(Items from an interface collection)
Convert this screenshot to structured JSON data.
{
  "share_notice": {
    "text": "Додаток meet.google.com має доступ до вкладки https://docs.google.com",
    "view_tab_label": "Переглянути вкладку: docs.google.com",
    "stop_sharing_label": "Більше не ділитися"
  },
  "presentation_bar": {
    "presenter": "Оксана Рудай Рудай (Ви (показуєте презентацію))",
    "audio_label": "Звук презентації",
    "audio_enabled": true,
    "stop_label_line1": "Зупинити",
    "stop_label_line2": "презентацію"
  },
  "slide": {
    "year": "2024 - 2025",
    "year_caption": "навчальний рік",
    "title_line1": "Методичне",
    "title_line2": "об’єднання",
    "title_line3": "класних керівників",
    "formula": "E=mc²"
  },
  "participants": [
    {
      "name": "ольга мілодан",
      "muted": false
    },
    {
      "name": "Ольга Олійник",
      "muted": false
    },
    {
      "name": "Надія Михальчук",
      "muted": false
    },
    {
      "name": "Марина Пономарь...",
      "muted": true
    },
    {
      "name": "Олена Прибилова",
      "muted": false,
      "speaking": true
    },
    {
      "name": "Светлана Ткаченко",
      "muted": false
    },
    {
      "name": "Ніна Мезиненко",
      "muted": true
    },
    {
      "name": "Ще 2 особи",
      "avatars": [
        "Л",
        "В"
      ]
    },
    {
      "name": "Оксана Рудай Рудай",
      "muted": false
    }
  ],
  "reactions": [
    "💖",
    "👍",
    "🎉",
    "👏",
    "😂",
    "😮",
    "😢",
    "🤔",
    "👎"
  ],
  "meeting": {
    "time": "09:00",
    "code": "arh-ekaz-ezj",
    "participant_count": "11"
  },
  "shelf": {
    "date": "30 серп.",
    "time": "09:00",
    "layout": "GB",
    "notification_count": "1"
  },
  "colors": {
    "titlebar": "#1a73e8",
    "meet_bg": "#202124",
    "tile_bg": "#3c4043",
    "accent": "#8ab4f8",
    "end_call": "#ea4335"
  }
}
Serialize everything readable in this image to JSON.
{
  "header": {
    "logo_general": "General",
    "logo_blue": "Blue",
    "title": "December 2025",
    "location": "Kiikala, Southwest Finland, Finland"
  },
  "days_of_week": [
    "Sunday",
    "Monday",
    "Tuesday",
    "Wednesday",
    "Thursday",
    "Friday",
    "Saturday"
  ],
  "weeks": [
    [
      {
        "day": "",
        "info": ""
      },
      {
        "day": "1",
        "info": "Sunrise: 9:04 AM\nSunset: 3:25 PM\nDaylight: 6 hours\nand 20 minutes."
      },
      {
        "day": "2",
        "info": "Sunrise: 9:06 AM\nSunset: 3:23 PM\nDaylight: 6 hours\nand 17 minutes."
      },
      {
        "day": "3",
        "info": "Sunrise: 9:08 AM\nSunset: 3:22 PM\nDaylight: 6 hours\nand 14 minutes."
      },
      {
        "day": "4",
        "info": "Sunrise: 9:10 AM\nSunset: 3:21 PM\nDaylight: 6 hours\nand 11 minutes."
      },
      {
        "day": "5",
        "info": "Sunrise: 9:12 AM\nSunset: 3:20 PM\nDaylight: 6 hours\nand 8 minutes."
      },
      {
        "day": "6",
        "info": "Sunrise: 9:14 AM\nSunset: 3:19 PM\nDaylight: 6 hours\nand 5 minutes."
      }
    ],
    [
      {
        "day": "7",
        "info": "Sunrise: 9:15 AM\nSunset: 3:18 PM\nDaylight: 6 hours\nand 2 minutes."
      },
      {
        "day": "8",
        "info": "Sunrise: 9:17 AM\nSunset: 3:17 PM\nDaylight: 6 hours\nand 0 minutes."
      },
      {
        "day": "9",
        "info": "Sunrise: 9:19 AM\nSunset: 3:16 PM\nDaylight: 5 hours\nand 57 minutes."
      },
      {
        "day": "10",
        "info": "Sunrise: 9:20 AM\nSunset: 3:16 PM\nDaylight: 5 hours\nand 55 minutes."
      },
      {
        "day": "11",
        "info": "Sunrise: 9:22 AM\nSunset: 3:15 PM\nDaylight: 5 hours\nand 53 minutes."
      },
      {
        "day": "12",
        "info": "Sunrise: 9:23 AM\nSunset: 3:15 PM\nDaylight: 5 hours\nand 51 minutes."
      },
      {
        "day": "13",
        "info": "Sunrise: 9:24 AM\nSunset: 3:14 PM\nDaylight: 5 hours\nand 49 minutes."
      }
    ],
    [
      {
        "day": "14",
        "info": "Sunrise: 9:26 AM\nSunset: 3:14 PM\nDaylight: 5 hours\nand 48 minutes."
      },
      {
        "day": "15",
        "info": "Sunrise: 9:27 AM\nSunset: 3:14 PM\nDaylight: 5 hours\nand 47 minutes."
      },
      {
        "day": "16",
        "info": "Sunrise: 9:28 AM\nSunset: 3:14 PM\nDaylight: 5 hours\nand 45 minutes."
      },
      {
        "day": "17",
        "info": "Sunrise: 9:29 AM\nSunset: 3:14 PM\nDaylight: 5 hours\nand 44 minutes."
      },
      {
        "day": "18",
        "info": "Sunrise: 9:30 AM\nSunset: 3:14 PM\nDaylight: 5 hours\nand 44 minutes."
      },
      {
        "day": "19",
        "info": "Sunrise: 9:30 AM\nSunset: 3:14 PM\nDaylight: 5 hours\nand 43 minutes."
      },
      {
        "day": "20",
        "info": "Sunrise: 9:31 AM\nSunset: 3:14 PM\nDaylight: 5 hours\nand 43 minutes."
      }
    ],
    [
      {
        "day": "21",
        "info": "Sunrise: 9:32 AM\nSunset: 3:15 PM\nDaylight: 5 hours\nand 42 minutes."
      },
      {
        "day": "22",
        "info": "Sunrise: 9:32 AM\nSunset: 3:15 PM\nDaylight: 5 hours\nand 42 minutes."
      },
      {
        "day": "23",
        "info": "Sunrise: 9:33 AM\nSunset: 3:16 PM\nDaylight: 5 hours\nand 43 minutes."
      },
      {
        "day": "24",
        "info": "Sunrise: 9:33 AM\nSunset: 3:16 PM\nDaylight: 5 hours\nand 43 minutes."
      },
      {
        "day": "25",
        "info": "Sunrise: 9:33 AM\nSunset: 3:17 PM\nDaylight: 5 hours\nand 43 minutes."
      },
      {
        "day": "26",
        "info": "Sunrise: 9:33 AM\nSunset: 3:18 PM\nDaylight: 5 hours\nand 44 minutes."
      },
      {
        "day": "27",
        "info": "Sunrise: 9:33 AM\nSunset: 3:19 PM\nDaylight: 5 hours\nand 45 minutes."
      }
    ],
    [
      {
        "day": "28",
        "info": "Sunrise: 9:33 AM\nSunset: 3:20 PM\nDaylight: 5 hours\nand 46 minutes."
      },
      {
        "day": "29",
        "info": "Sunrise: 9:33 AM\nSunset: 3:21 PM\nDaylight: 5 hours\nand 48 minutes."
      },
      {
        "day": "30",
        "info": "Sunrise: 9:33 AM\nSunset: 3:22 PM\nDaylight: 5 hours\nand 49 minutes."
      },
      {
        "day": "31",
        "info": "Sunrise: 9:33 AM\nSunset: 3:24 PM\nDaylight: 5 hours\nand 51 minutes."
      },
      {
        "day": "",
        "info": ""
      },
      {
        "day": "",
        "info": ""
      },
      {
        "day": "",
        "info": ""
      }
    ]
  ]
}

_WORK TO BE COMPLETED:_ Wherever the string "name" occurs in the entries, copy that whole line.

_WRITTEN RESPONSE:_
      "name": "ольга мілодан",
      "name": "Ольга Олійник",
      "name": "Надія Михальчук",
      "name": "Марина Пономарь...",
      "name": "Олена Прибилова",
      "name": "Светлана Ткаченко",
      "name": "Ніна Мезиненко",
      "name": "Ще 2 особи",
      "name": "Оксана Рудай Рудай",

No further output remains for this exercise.